“Turns Out North Korea’s Economy Is Actually Doing Pretty Well,” the headline at Vox proclaims. The bulk of the article offers nothing to support this assertion.
The piece is based heavily on a “fascinating article” in the New York Times, which purportedly demonstrated how North Korea “has been experiencing economic success in recent years by taking steps toward allowing private enterprise to spread throughout the country.”
“According to the Times, some experts estimate that the North Korean economy could be growing between 1 and 5 percent per year. If North Korea’s economy is actually growing at the higher end of that estimate – say, around 4 percent – the country would be showing surprising resilience in the face of international sanctions,” Vox chirped.
And then, four paragraphs in, Vox splashed a little cold water in its face and remembered which country it is talking about, admitting that North Korean quality of life is “nightmarish” and marked by “rampant food shortages,” leaving 70 percent of the population dependent on food aid and 40 percent of the people malnourished.

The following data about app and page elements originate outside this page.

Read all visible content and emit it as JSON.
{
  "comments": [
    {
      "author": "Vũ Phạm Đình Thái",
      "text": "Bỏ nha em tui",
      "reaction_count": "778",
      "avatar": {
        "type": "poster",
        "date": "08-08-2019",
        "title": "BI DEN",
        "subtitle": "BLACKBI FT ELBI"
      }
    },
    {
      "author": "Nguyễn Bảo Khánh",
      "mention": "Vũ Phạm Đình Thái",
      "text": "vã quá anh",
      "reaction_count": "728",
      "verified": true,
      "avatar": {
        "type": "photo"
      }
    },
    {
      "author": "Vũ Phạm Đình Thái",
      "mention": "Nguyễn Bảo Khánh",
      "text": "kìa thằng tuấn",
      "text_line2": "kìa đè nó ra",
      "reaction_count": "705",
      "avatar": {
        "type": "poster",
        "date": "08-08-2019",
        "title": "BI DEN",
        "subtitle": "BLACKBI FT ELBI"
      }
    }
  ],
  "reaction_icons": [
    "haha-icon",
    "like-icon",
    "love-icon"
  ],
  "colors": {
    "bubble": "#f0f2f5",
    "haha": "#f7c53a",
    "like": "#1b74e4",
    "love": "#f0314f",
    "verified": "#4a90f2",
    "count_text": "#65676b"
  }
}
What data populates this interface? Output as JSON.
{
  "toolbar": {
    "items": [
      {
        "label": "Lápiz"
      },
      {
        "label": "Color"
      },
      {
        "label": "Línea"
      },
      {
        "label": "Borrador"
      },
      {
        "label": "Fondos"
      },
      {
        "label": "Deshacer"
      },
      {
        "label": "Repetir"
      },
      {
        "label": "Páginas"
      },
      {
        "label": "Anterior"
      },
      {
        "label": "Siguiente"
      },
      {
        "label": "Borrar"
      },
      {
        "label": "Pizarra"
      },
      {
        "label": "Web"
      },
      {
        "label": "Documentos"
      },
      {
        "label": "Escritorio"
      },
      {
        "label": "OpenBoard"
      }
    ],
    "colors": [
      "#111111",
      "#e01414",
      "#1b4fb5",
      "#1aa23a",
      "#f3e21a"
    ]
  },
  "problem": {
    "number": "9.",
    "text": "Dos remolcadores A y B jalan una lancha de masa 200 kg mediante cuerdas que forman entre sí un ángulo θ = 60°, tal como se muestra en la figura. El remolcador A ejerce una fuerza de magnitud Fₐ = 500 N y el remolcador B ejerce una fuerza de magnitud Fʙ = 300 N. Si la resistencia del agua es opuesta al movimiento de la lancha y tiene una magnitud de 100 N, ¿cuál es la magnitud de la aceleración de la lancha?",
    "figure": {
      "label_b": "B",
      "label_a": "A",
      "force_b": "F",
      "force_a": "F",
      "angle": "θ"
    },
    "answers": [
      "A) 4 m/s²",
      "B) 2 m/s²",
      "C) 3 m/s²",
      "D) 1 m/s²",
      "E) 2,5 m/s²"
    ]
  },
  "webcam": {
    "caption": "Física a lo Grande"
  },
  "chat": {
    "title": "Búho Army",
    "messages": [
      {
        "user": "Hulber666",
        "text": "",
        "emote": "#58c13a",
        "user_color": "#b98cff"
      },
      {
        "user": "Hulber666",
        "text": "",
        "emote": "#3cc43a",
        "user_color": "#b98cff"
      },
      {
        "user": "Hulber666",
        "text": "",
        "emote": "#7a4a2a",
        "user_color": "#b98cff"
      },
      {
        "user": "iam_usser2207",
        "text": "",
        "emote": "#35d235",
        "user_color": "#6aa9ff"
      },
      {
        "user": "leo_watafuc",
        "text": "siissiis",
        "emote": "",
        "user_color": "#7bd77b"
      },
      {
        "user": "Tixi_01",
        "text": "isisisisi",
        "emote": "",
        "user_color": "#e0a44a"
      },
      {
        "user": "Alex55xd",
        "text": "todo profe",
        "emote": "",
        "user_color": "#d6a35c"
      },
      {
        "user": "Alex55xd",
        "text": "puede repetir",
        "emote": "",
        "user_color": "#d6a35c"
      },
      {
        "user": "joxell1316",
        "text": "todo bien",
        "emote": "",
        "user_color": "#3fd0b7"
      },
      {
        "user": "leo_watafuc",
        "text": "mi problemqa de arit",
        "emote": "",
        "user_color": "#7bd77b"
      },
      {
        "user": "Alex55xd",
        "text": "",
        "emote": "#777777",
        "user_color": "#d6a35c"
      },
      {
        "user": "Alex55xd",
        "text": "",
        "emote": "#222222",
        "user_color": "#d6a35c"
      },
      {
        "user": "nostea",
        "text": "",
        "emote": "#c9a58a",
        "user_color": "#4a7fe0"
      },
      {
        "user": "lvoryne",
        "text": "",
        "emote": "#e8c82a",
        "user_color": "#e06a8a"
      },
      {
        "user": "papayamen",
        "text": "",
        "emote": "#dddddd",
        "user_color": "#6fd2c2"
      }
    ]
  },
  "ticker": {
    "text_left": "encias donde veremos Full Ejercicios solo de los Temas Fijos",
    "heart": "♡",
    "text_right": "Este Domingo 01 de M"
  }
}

Nevertheless, Vox persisted, gamely forging ahead with an argument that black markets and tiny government-approved quasi-free marketplaces were prodding North Korea toward a Poland-style uprising against centralized control.
Late in the article, Vox mentions that 80 percent of North Korea’s consumer goods come from China but leaves out the more pertinent fact that North Korea gets almost all of its oil from China. China and a few other friendly states indulge the illicit trade that provides Pyongyang with much of the equipment and hard currency needed for its weapons programs. That is how North Korea “survives sanctions.”
The country’s economic system is basically a laboratory experiment in feral communist brainwashing financed by Beijing. China keeps this nightmare going because it loathes the notion of a reunified Korea allied with the United States and because it likes having a vicious attack dog snarling at the Western world and its Pacific Rim friends.
China profits a great deal by promoting itself as the only hand that can tame the Kim regime. The cost of keeping North Korea’s “economy” afloat has been reasonable until now. That cost/benefit analysis is changing as Pyongyang closes in on nuclear ICBM technology, which is why Beijing seems to be dealing more sternly with the Kim regime than ever before.
There is nothing more to the North Korean economic picture than this, which Vox slowly figures out by the end of its silly article, since not the faintest trace of the headline assertion that “North Korea’s economy is actually doing pretty well” remains by the final paragraph. It is actually a story about how starving and terrified North Korean citizens are trying to use a little market cooperation to survive the hideous communist economy they are trapped in. Black markets are the defiance of an economic system, not a component of it.
Part of the problem here is an absurdity of scale. Four percent “growth” for a dirt-poor starvation economy is nothing. That is like saying a man with ten cents in his pocket who discovers a dime on the street has doubled his financial holdings.
The low end of the growth estimate that served as the entire premise for the Vox article was one percent, which sounds more like the “totally stagnant economic backwater” Vox claims North Korea is not. Even that paltry estimate is based on the highly dubious assumption that any meaningful economic data can be extracted from the North Korean dungeon state. Communist tyrannies have a long history of manufacturing fraudulent data to make themselves look prosperous.
“North Korea is doing pretty well” stories erupt almost every year, based on similarly flawed economic analyses that speculate the dungeon state’s economy might be growing a little. There was a previous boomlet of such media coverage in the summer of 2015, prompting The Diplomat to conduct a bit of debunking.
After duly noting that all economic data from North Korea is suspect and pointing out that North Korean growth stories always ignore the many negative economic events plaguing the secretive nation, The Diplomat quoted blogger Joshua Stanton explaining that North Korea really has two economies and the larger one keeps the bulk of the population in a constant state of misery:
North Korea’s economy is bifurcated between the have-nots in the provinces and the haves — the regime, the elites, and the donju (middle class), who are are mostly well-connected figures who trade with and on behalf of the regime, and largely supply the elite with goods that aren’t available to most North Koreans. Although there is more overlap between these economies today than there was five years ago, these remain two distinct economies for the most part.
No, North Korea’s economy is not “doing well,” and there is little solid evidence that it’s doing better than it was last year. It endures the pressure of sanctions because China constantly relieves that pressure and because murderous totalitarian regimes can absorb a great deal of economic pain with their captive populations. Even a dirt-poor and dependent tyranny can afford to maintain a small ruling clique in high style. Only China can exert the type of pressure that would really hurt North Korea’s rulers.